However, the most popular names are not as popular as they used to be. That is, the most popular names account for a smaller percentage of births. Emily accounted for 1.2% of girls in 2005; Jessica (the top name for 1995) was 1.5% in 1995; and Jessica (again #1) was 2.6% in 1985. Jennifer, #1 in 1975, was the name of 3.7% of girls born that year. In the early years of the 20th century, more than 5% of girls were named Mary (and 6% of boys were named John). So over time the numbers have gone downward as more parents choose less common names for their kids. The trend holds true if you add up the percentages for the top ten as well.
You can play around with the data yourself on the SSA website:
As usual, I'm interested in the psychological/sociological underpinings that explain this trend. People are now not as willing to give their children common names. Instead, they want their child to have a unique name. It used to be a good thing to have a common, popular name, in order to fit in. Having a weird name would get you made fun of, or beat up on the playground. Now it's considered better to stand out as an individual and be "unique." Parents will say, "I've never heard of anyone named XXXX," and proceed to name their child that.
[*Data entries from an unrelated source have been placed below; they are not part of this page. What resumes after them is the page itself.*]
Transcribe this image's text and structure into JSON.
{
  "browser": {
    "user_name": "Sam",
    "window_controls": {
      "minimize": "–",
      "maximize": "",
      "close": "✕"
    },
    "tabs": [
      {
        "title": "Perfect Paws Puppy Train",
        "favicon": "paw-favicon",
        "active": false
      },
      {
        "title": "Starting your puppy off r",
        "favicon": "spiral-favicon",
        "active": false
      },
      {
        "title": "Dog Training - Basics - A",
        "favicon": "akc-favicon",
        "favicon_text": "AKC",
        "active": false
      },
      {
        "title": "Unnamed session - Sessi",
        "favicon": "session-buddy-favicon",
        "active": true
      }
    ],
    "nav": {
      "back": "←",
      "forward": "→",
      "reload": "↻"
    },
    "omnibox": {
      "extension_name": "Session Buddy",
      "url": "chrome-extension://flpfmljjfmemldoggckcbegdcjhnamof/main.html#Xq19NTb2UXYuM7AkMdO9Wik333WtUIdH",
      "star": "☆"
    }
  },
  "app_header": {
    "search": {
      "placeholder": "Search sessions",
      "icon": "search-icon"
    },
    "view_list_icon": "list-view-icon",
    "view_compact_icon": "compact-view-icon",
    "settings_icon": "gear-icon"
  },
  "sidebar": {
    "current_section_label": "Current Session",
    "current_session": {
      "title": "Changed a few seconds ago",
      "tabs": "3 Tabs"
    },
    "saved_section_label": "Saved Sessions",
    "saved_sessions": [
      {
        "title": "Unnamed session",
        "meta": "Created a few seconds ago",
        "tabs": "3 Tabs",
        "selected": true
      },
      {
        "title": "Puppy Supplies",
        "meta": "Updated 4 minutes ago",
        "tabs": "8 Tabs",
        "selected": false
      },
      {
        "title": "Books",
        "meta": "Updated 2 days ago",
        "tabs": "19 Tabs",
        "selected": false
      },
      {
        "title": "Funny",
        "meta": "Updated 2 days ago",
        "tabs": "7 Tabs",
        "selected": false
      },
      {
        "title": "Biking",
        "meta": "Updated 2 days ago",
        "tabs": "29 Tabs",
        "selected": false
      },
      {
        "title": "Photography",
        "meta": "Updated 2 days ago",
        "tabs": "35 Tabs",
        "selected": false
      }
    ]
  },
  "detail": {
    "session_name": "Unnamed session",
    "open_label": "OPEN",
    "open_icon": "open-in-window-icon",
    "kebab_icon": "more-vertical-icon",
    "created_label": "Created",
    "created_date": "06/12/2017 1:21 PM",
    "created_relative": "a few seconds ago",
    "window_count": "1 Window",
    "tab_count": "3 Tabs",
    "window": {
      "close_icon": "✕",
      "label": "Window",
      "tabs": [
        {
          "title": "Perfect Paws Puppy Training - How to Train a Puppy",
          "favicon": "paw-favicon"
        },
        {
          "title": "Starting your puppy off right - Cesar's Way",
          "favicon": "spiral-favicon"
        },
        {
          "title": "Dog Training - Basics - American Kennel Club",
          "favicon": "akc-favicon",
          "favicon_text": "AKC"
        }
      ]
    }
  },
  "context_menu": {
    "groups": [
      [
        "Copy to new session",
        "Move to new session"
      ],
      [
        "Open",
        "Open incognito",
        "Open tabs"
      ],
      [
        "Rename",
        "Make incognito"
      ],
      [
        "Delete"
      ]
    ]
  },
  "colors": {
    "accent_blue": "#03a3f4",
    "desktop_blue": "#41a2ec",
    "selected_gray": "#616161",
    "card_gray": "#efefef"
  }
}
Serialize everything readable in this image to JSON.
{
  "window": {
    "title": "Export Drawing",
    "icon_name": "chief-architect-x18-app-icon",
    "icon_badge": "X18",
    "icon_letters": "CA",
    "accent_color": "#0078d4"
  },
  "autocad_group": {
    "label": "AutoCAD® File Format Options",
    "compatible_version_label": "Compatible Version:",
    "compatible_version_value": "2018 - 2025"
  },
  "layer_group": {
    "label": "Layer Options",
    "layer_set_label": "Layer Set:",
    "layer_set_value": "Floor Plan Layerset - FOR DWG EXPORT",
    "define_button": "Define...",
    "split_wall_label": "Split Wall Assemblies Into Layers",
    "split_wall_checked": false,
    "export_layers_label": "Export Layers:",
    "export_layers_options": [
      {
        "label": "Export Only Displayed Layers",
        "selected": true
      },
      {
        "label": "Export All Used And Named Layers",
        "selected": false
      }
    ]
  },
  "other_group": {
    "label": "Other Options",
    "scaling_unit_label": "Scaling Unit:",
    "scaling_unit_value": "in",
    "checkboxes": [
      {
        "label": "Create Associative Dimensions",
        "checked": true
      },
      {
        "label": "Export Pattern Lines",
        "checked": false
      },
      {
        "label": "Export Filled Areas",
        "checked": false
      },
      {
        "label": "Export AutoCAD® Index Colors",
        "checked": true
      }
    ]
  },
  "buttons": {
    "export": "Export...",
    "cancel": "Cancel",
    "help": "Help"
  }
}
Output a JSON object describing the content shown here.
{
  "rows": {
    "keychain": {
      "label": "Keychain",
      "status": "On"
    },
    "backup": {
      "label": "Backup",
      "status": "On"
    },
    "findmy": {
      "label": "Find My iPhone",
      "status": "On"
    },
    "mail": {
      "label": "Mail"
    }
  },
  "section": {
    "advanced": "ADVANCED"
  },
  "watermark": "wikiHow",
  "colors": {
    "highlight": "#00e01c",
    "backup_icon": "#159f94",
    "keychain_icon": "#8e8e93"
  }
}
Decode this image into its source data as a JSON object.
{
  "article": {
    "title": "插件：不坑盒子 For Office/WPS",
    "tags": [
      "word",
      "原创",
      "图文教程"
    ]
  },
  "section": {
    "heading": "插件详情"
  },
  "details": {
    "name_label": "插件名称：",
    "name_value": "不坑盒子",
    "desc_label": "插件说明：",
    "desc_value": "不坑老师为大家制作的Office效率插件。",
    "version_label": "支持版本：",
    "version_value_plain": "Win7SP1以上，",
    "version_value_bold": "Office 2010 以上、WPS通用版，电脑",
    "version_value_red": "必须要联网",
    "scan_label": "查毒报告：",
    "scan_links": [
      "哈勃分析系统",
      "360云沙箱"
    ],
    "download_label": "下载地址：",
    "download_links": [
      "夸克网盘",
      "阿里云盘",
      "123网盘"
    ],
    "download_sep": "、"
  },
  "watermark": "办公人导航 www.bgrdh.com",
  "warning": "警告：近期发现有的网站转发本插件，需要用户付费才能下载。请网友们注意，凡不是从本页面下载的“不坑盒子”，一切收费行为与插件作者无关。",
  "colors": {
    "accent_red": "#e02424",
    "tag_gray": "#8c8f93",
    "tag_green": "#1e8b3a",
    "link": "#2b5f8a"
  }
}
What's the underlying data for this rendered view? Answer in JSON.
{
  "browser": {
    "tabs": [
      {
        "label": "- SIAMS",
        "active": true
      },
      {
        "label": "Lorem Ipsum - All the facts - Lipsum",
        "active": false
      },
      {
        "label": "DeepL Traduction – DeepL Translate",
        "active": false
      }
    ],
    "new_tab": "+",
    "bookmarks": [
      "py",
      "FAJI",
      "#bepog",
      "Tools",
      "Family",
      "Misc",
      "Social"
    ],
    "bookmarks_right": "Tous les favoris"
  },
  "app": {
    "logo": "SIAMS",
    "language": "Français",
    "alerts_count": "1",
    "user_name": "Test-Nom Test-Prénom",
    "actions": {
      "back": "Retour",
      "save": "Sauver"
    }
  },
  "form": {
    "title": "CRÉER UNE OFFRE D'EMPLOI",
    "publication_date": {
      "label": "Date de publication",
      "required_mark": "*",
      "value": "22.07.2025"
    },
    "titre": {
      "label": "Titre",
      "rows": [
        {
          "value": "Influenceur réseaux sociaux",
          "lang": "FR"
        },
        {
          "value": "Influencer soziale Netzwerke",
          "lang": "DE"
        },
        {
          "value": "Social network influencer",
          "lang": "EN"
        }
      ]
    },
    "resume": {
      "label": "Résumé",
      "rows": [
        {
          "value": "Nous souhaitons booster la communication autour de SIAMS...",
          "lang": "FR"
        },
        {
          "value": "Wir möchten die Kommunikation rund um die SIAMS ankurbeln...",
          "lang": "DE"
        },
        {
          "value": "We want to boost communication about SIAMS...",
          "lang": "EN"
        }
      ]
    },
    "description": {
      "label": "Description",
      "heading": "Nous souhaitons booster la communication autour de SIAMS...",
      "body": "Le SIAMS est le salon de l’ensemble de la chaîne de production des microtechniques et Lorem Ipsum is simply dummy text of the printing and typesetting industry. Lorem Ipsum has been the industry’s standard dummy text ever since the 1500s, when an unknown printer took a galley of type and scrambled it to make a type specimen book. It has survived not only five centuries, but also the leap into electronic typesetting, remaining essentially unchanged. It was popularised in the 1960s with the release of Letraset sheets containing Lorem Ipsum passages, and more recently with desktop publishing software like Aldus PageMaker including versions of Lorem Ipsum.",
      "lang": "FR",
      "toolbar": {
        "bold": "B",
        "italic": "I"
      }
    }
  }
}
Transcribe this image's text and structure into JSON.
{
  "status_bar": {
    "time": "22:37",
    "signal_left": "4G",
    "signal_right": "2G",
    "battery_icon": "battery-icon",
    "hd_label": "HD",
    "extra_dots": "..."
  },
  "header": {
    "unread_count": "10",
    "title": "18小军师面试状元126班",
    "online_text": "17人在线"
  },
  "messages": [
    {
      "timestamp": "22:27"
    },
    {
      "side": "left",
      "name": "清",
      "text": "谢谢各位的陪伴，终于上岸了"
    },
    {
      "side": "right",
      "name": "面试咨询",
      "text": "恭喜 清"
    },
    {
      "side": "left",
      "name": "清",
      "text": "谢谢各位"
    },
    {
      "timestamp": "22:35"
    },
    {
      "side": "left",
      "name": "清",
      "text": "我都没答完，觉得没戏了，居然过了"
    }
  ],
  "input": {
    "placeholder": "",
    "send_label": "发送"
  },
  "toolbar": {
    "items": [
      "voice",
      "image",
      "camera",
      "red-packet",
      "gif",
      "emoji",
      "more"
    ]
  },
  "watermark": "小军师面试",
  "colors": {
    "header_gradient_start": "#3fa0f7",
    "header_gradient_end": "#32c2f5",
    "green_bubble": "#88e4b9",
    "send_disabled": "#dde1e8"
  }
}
Previous generations were much less willing to make up names, and this SSA data show that the trend reaches beyond Hollywood celebs.
It's yet another indication that American culture has moved steadily toward individualism and uniqueness.